SINGAPORE, March 13 (Reuters) - The dollar fell sharply on Monday on heightened expectations the Federal Reserve will take a less aggressive monetary path as authorities stepped in to limit the fallout from the sudden collapse of Silicon Valley Bank.
The U.S. government announced several measures early during the Asian trading day, saying all SVB customers will have access to their deposits starting on Monday.
The authorities also said depositors of New York's Signature Bank, which was closed Sunday by the New York state financial regulator, would be made whole at no loss to the taxpayer.
The Fed announced it would make additional funding available through a new Bank Term Funding Program, which would offer loans up to one year to depository institutions, backed by Treasuries and other assets these institutions hold.
The market turmoil from the SVB collapse led investors to speculate the Fed will no longer raise interest rates by a super-sized 50 basis points this month. Investor focus will now be on Tuesday's inflation data to gauge how hawkish the Fed is likely to be.
The dollar index , which measures the U.S. currency against six rivals, slipped 0.55% to near one-month lows of 103.67 after Goldman Sachs said it no longer expects the Fed to deliver a rate hike at its March 22 meeting. The index was last at 103.85.
"From the perspective of the FOMC, their concern is still inflation and inflation has not really decelerated," said Carol Kong, currency strategist at Commonwealth Bank Of Australia, adding that Tuesday's CPI will continue to show that inflation remains persistently high.
"Given what's happened in the U.S. financial system, a 25 basis point hike is more likely than a 50 basis point hike."
The market is now pricing a nearly 18% chance of the Fed sticking to its current rate and an 82% chance of a 25 basis point hike. In contrast, the market was pricing a 70% chance of a 50 basis point hike before the SVB collapse.
"Terminal rate expectations should remain below the peaks reached during Powell's testimony last Tuesday, with a more cautious approach likely in the aftermath of this meltdown," said Karl Schamotta, chief market strategist at Corpay.
"The episode will contribute to higher levels of background volatility, with investors watching warily for other cracks to emerge as the Fed's policy tightening continues."
Meanwhile, the Japanese yen strengthened 0.61% versus the U.S. dollar to 134.18 per dollar, having touched a one-month high of 133.58 earlier in the session.
The euro was up 0.72% at $1.072, hovering near the one-month high of $1.0737 it scaled earlier.
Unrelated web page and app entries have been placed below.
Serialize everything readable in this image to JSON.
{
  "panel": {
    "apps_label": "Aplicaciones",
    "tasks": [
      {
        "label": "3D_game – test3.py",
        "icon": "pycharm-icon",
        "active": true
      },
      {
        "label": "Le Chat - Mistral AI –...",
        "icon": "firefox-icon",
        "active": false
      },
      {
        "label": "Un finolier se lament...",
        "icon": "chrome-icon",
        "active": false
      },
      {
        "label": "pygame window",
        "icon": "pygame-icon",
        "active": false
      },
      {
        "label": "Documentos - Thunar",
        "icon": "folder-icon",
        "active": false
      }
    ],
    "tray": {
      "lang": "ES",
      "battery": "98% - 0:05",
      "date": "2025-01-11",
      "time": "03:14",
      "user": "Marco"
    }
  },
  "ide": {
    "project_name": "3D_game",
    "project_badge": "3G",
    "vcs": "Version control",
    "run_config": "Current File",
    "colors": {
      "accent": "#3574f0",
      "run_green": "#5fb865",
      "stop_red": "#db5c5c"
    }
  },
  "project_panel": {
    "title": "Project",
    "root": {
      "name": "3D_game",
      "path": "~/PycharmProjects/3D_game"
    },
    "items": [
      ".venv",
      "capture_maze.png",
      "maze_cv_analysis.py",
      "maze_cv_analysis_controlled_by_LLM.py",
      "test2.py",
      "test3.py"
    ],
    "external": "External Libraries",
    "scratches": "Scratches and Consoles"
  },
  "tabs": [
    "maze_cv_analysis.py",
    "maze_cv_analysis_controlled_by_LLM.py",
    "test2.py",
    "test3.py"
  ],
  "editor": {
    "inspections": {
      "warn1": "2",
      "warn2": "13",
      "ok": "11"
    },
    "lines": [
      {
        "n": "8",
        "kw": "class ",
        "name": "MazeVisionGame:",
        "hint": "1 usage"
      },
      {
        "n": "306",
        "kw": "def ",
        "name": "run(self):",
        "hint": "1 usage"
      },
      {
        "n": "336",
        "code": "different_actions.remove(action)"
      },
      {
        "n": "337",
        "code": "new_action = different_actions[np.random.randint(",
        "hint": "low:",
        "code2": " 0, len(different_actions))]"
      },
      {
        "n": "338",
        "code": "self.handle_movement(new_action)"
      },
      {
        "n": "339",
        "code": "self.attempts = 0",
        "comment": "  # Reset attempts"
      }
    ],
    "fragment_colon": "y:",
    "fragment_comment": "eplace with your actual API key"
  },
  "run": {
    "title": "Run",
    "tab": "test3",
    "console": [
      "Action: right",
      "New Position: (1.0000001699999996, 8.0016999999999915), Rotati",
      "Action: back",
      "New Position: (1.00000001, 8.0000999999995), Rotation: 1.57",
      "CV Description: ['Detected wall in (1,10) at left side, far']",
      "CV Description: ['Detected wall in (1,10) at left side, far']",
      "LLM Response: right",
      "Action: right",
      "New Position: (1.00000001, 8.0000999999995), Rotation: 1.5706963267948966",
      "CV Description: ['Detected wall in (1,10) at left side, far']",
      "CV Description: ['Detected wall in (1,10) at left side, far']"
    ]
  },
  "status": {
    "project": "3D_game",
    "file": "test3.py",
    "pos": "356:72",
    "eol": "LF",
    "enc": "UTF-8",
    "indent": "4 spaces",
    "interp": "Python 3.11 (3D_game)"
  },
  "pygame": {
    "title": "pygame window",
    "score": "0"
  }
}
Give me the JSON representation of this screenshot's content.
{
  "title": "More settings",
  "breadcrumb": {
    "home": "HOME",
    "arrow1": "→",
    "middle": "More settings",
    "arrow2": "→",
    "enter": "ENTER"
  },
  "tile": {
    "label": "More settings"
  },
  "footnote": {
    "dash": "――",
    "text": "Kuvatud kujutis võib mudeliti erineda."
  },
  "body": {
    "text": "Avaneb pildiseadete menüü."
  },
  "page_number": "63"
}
Sterling was last trading at $1.2114, up 0.71% on the day.
The Australian dollar surged 1.31% to $0.666, and was on track for its biggest one-day percentage jump since Jan. 6. The kiwi gained 1% at $0.620.
Bitcoin and other cryptocurrencies rallied, with bitcoin last 11.74% higher at $22,454.09. Ethereum , was last up 12.48% at $1,604.10.
The two-year U.S. Treasury yield, which typically moves in step with interest rate expectations, was down 14.9 basis points at 4.439%, its biggest three-day decline since Black Monday in 1987.
Reporting by Ankur Banerjee in Singapore; Editing by Stephen Coates and Jacqueline Wong